:: Work to complete ::
Scan the following material for the string "Winter" and copy each line in which it appears.

•••••

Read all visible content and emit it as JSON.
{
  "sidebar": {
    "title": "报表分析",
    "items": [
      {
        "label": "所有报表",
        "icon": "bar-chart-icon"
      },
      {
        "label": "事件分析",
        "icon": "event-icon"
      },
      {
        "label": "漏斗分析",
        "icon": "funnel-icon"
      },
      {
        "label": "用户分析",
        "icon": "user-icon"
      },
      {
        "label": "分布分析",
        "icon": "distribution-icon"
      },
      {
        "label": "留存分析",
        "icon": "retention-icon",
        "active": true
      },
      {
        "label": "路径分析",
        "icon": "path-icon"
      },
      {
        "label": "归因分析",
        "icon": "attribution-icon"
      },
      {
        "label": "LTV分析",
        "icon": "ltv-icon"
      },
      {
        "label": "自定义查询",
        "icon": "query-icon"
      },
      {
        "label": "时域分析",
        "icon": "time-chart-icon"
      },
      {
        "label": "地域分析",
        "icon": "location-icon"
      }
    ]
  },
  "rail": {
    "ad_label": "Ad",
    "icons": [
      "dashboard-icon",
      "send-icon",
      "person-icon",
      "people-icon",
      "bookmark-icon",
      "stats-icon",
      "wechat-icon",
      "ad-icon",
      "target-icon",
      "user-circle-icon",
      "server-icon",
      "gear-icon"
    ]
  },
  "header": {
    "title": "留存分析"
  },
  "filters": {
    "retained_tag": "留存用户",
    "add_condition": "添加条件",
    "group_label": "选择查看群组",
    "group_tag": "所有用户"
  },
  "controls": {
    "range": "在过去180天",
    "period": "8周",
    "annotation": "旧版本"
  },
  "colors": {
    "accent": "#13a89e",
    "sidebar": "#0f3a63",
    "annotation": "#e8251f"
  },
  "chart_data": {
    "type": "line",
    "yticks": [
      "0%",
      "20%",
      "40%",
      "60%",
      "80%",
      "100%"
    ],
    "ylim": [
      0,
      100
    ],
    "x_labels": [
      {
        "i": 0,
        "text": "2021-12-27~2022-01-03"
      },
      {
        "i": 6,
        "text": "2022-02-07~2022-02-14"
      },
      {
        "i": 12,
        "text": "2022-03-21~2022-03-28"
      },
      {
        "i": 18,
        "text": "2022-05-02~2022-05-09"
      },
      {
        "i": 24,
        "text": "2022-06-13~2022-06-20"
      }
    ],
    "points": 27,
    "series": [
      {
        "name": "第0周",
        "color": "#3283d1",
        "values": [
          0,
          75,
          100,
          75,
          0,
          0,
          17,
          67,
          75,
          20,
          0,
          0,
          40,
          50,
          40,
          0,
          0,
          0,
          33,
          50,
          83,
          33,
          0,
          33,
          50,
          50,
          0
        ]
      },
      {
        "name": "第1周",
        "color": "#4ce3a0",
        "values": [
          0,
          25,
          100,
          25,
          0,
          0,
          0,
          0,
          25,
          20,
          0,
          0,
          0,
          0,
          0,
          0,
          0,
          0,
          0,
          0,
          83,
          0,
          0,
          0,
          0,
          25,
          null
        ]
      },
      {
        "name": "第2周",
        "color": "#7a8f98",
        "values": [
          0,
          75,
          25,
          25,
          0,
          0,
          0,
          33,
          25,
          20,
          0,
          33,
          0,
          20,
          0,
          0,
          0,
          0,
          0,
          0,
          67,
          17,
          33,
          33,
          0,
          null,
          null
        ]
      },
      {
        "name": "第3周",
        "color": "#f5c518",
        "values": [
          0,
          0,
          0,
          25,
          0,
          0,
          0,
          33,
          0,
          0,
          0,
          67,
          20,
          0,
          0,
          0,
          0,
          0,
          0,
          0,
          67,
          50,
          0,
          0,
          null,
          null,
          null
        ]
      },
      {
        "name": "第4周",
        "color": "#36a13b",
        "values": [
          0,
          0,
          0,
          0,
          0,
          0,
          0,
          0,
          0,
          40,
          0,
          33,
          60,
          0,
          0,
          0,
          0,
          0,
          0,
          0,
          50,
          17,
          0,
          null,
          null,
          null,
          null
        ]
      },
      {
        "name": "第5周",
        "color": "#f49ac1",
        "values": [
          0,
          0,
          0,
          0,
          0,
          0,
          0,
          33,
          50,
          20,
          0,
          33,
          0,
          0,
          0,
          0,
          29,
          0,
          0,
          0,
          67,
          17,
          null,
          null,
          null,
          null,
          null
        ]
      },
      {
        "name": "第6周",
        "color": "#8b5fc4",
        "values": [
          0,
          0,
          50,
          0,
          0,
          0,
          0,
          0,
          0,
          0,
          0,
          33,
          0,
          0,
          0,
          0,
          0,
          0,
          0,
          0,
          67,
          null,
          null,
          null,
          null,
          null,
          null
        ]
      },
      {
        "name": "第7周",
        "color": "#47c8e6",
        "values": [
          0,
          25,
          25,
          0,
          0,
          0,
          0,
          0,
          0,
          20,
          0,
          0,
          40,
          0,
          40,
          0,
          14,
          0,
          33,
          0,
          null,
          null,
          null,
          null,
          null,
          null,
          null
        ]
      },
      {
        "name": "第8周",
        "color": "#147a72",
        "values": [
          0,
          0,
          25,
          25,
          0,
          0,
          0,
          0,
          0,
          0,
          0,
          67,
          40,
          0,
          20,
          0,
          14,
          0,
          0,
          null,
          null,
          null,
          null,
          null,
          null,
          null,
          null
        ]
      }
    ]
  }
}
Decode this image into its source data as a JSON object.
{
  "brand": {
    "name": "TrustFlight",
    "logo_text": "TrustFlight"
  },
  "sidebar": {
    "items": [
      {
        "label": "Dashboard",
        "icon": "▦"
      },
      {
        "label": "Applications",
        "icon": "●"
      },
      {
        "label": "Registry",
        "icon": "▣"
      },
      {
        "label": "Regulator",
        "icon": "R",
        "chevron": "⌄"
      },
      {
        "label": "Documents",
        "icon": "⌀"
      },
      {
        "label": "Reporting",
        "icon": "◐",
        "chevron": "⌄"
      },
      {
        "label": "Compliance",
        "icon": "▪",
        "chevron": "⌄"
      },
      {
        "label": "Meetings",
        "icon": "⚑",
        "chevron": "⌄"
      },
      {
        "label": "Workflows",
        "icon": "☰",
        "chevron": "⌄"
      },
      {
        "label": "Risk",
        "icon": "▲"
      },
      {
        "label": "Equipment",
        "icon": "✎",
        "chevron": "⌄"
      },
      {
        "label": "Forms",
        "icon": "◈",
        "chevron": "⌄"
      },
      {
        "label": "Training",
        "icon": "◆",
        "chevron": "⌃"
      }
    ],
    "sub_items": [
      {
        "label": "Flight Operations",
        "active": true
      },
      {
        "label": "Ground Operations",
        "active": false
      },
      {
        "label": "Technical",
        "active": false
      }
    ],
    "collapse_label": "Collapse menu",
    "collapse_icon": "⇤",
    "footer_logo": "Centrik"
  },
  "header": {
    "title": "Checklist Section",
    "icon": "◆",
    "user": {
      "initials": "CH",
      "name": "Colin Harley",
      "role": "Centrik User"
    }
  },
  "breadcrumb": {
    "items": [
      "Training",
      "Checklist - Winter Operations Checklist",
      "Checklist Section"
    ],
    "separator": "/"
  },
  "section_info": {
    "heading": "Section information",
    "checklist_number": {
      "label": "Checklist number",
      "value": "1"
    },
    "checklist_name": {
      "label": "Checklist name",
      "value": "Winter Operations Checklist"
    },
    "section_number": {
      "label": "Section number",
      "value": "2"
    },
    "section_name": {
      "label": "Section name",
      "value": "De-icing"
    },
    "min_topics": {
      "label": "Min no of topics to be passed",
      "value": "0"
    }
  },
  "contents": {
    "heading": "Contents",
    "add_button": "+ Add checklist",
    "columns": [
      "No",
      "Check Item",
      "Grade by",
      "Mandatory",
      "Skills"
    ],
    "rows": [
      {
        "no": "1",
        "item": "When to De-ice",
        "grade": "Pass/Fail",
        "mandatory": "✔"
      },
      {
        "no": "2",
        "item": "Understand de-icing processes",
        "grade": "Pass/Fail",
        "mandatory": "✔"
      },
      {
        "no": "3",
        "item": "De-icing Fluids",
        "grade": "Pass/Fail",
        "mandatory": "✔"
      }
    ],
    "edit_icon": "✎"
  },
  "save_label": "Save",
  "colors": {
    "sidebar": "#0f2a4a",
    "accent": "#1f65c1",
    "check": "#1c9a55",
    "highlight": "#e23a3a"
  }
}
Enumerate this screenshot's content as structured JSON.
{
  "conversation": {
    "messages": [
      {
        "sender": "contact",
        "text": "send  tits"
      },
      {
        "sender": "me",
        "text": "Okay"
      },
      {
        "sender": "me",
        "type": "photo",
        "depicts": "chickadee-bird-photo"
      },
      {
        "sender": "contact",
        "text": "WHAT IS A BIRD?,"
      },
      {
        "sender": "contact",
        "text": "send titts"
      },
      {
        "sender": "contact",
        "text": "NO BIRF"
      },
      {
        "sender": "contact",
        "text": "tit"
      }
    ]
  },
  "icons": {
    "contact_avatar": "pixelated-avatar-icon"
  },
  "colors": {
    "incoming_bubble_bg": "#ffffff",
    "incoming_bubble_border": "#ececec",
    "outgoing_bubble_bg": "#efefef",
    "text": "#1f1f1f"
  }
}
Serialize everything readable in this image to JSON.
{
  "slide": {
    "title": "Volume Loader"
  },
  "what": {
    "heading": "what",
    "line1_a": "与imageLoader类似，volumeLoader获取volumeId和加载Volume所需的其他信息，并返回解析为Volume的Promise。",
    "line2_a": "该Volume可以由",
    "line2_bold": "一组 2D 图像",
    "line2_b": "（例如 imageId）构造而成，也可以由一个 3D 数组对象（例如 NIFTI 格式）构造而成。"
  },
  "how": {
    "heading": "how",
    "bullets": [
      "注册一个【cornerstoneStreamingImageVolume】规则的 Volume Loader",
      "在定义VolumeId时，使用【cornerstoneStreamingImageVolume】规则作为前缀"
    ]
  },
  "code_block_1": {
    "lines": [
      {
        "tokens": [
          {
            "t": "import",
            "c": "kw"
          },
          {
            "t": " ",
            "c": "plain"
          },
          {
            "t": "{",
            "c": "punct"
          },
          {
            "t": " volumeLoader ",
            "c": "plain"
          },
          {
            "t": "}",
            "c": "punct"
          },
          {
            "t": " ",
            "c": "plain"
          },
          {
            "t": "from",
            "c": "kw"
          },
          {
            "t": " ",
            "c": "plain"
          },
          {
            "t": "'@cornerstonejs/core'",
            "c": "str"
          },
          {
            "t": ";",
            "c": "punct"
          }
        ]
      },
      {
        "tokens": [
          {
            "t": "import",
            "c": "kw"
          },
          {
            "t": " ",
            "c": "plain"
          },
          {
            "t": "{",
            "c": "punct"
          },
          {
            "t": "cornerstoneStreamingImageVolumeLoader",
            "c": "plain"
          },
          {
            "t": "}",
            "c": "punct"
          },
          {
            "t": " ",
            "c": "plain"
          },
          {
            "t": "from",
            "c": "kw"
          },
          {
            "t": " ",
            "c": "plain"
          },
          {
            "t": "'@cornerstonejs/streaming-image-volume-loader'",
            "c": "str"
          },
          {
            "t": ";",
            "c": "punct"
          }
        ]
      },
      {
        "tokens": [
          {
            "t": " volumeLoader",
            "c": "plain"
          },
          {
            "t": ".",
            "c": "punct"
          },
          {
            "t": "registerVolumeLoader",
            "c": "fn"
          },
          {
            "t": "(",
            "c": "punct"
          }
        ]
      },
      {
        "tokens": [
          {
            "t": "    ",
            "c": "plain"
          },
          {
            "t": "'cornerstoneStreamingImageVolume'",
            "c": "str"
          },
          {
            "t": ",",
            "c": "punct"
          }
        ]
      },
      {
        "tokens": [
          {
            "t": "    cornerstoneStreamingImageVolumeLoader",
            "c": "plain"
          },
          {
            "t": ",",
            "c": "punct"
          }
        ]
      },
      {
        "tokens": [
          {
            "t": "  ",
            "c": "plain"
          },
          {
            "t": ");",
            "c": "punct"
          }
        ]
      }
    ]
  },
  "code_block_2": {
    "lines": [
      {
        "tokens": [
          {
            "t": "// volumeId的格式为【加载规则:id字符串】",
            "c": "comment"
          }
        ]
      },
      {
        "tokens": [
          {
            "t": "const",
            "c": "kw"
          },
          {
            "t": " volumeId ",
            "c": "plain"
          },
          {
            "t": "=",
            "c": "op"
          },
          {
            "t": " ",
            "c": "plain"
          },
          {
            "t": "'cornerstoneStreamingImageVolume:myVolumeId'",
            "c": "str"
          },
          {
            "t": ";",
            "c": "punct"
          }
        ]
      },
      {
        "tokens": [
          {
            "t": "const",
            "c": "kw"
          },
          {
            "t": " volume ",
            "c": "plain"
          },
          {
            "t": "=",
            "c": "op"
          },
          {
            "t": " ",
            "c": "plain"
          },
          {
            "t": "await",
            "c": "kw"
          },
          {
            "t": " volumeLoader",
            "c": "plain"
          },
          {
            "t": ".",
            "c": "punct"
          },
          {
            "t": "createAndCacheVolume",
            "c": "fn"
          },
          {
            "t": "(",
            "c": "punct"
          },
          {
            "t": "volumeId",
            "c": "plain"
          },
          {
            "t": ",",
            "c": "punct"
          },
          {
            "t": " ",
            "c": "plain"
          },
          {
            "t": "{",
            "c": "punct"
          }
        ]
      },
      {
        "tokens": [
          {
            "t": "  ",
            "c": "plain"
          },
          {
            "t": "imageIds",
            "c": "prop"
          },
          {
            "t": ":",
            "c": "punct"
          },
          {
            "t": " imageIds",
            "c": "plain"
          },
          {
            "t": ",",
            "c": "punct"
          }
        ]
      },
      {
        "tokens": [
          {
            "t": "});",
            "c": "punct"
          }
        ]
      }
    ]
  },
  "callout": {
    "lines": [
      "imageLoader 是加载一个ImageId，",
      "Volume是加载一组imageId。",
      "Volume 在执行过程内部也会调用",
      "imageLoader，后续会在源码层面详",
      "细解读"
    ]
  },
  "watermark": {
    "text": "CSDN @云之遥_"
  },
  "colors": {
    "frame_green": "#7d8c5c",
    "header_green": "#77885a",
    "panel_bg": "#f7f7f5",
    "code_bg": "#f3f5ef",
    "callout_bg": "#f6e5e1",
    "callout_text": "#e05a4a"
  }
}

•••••

:: Response for this exercise ::
      "Checklist - Winter Operations Checklist",
      "value": "Winter Operations Checklist"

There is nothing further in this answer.